→ **WORK TO COMPLETE**
Return a copy of every line in the records that includes the word "vCPU".

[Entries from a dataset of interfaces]
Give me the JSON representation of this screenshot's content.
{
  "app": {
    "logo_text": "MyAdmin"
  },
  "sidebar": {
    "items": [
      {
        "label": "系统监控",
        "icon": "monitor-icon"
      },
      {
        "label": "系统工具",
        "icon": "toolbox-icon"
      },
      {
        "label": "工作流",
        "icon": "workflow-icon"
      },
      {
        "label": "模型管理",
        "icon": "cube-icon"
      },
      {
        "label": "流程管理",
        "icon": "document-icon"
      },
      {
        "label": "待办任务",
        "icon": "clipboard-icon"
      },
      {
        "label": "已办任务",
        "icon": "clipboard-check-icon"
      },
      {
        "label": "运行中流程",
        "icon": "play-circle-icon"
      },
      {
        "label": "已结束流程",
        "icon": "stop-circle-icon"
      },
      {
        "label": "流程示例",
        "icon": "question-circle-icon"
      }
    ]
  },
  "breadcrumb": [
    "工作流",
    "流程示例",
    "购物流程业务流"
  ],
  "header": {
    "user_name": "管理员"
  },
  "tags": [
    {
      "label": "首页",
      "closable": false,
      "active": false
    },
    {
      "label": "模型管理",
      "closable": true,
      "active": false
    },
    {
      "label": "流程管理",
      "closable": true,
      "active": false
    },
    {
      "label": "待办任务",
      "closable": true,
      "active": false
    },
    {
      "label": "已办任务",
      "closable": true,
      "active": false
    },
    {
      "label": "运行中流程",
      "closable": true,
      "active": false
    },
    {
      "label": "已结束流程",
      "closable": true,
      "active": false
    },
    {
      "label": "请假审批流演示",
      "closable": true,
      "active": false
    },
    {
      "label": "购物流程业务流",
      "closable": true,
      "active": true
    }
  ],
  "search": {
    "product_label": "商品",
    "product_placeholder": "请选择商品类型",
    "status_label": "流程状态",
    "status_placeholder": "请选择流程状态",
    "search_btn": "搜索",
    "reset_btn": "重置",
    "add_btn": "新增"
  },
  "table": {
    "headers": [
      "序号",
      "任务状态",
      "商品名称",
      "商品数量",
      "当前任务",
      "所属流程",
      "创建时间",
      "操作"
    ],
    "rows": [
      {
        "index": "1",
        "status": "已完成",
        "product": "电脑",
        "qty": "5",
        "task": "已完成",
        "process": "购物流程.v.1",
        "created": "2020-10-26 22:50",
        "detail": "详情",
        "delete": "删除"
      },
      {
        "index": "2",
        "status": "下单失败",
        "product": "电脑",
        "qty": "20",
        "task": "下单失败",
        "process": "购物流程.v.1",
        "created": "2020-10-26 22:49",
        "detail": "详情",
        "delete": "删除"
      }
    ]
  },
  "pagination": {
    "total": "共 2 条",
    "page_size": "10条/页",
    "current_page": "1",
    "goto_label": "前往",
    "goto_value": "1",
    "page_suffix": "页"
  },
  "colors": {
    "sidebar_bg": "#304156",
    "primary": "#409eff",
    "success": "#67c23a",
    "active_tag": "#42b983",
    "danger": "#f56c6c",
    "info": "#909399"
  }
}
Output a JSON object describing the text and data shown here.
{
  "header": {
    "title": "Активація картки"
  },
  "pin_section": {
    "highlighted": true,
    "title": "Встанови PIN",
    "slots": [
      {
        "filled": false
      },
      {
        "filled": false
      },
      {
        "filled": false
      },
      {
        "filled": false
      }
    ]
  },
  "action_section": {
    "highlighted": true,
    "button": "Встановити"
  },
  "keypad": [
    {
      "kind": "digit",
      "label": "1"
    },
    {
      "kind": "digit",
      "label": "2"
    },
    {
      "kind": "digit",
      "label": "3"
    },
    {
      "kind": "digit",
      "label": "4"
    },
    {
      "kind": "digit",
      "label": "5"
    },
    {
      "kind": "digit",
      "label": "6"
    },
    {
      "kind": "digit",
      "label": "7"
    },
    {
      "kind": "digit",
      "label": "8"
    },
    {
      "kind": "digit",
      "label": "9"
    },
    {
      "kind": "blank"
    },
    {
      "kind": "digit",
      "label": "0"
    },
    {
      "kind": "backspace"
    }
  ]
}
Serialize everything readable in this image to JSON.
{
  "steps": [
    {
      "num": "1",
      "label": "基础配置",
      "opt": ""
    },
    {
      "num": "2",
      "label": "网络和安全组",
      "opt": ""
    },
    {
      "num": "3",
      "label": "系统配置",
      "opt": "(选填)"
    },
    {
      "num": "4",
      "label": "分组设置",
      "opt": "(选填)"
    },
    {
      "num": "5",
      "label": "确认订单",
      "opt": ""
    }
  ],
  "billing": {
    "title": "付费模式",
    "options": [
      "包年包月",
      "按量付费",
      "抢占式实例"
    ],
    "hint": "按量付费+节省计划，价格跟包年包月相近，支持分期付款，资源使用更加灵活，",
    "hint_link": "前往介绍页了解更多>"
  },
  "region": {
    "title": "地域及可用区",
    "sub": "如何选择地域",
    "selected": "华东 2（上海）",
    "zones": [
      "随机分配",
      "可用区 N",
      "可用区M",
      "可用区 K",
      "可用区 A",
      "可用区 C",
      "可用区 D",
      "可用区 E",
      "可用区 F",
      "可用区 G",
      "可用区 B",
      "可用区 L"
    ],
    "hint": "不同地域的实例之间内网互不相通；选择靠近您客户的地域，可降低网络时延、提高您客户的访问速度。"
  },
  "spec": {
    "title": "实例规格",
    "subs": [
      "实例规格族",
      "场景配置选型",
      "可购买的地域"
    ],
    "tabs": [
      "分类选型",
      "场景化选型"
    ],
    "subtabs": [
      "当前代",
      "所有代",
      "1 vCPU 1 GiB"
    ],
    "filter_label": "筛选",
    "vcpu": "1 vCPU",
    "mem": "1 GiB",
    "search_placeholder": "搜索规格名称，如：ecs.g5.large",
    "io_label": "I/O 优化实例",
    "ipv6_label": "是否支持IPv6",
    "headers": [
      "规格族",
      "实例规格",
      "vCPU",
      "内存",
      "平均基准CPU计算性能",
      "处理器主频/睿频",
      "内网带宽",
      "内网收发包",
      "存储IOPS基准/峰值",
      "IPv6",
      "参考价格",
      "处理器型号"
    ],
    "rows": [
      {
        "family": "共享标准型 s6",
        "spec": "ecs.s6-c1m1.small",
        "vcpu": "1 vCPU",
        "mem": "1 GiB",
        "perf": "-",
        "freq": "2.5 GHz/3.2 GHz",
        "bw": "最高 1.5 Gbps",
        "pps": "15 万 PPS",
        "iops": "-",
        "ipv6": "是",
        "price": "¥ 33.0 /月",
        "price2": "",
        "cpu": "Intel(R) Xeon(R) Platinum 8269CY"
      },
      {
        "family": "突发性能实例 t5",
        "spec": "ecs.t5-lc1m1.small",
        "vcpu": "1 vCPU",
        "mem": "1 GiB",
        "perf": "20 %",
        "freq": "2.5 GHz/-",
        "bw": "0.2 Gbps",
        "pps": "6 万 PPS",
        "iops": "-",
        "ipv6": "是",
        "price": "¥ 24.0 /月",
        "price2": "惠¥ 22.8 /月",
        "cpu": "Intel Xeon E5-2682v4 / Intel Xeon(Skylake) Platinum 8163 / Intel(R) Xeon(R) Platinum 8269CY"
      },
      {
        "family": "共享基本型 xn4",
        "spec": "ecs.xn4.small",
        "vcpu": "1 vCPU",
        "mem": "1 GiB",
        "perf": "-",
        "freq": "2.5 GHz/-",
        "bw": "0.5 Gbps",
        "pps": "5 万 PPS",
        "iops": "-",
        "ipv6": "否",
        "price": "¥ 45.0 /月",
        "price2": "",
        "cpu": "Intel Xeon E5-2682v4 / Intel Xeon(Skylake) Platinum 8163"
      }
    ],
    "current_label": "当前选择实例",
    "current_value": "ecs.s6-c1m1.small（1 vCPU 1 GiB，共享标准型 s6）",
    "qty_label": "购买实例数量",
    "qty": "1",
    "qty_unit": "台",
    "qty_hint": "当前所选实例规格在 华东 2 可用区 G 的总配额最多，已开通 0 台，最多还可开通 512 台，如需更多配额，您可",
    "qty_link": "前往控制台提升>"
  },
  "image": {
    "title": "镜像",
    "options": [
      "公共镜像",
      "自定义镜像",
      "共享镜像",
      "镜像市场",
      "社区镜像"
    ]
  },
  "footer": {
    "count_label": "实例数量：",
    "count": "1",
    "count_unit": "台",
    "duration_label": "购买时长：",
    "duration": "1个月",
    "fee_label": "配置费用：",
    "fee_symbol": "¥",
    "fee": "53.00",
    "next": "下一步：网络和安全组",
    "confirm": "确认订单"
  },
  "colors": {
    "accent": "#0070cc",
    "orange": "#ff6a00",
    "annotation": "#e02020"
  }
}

→ **RESULT OF THIS TASK**
      "1 vCPU 1 GiB"
    "vcpu": "1 vCPU",
      "vCPU",
        "vcpu": "1 vCPU",
        "vcpu": "1 vCPU",
        "vcpu": "1 vCPU",
    "current_value": "ecs.s6-c1m1.small（1 vCPU 1 GiB，共享标准型 s6）",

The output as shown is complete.